**** Source material ****

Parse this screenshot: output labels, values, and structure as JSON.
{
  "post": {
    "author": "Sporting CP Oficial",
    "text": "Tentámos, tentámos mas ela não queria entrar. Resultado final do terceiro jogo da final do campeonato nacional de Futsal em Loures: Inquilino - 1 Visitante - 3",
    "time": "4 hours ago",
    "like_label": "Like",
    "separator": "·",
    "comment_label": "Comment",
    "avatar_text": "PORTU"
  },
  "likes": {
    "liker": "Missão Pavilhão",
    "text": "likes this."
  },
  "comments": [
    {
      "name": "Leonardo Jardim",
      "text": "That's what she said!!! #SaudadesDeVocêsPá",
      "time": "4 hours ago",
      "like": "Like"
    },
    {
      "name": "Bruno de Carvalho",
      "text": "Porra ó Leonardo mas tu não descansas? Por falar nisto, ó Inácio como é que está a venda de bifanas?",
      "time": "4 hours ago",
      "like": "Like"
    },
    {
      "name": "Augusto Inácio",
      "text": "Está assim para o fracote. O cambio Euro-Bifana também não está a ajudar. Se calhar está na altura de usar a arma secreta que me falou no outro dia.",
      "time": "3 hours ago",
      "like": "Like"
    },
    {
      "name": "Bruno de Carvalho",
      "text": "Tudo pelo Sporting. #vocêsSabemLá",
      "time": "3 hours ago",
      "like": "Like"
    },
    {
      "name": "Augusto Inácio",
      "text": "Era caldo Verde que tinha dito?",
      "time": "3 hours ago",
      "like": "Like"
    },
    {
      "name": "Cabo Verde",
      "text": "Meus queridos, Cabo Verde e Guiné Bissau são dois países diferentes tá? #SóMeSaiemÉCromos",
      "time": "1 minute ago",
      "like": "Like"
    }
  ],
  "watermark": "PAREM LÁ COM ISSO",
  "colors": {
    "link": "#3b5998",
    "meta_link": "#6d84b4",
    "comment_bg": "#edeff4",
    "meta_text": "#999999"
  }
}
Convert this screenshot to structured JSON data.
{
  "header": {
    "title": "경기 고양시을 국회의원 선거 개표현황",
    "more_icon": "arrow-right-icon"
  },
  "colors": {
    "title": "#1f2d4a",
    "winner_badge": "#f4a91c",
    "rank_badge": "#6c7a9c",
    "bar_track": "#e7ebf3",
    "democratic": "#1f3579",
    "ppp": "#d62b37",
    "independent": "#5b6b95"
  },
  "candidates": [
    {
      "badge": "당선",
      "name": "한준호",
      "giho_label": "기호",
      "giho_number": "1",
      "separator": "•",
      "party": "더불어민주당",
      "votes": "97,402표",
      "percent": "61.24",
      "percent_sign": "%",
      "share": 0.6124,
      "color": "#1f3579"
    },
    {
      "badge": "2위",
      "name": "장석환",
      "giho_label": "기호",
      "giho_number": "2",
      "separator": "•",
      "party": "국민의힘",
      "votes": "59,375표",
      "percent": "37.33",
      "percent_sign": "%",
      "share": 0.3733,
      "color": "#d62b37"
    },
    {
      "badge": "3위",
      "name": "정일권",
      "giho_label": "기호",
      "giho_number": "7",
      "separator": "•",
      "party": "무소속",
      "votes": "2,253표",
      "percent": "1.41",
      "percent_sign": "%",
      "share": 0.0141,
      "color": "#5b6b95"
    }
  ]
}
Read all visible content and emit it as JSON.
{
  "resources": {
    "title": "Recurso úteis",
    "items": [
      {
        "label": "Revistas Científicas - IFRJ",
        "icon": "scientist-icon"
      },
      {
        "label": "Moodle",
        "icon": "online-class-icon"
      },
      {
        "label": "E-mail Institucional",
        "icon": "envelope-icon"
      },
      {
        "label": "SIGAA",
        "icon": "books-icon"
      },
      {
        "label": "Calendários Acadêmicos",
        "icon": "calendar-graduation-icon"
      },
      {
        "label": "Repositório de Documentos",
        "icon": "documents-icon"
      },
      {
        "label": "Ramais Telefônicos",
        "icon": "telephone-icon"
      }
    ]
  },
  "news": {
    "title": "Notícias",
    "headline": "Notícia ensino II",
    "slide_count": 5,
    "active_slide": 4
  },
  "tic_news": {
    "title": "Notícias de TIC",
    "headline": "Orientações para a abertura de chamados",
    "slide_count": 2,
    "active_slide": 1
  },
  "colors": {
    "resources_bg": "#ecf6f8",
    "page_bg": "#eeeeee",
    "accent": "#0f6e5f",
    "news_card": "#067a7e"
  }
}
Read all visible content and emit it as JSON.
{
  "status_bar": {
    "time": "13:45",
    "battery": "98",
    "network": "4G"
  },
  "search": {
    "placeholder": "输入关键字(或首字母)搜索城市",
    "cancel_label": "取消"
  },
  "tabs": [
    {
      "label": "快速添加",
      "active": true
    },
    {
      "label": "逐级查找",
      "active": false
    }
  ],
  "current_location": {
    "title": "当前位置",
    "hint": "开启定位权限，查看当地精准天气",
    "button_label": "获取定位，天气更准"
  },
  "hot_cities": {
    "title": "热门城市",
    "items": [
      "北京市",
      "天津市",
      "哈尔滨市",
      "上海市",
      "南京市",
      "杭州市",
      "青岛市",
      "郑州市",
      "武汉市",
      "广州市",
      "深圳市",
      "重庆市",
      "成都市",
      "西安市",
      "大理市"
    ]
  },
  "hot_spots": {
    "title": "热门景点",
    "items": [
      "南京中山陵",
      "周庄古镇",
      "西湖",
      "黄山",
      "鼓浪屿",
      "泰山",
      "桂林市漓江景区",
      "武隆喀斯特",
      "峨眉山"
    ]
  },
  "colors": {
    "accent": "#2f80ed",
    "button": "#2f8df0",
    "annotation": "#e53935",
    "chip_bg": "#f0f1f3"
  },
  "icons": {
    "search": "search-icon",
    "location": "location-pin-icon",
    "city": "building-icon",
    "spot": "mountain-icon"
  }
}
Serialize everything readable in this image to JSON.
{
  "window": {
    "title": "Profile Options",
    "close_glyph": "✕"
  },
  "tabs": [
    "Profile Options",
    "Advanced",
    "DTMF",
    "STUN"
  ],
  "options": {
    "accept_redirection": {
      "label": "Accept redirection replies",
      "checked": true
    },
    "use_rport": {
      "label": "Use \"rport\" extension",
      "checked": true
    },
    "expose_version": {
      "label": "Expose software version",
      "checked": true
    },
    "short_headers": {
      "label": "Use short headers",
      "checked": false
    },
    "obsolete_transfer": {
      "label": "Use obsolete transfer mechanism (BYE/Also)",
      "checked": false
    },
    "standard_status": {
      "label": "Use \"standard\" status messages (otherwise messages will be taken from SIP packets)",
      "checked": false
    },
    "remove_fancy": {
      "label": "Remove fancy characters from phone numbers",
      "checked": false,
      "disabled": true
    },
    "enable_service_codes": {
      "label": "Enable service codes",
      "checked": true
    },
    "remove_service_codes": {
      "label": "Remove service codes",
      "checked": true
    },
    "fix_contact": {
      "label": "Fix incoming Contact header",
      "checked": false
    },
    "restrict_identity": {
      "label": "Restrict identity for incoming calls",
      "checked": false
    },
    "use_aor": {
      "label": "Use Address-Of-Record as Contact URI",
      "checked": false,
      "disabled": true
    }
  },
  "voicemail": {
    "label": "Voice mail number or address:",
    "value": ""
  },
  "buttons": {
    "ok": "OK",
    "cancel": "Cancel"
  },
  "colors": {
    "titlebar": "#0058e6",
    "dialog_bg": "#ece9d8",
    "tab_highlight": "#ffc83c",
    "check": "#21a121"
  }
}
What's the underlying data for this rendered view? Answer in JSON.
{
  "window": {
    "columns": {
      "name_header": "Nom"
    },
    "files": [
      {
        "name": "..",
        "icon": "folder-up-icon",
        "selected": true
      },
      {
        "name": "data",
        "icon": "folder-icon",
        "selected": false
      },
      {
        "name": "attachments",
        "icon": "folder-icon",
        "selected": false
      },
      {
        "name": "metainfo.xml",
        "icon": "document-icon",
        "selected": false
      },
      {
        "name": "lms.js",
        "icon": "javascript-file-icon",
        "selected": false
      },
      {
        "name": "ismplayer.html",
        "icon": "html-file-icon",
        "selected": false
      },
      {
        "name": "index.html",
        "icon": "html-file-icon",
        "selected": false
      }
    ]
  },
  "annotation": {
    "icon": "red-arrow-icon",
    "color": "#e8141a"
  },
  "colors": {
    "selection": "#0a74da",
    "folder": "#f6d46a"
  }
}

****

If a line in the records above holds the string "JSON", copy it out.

Parse this screenshot: output labels, values, and structure as JSON.
Convert this screenshot to structured JSON data.
Read all visible content and emit it as JSON.
Read all visible content and emit it as JSON.
Serialize everything readable in this image to JSON.
What's the underlying data for this rendered view? Answer in JSON.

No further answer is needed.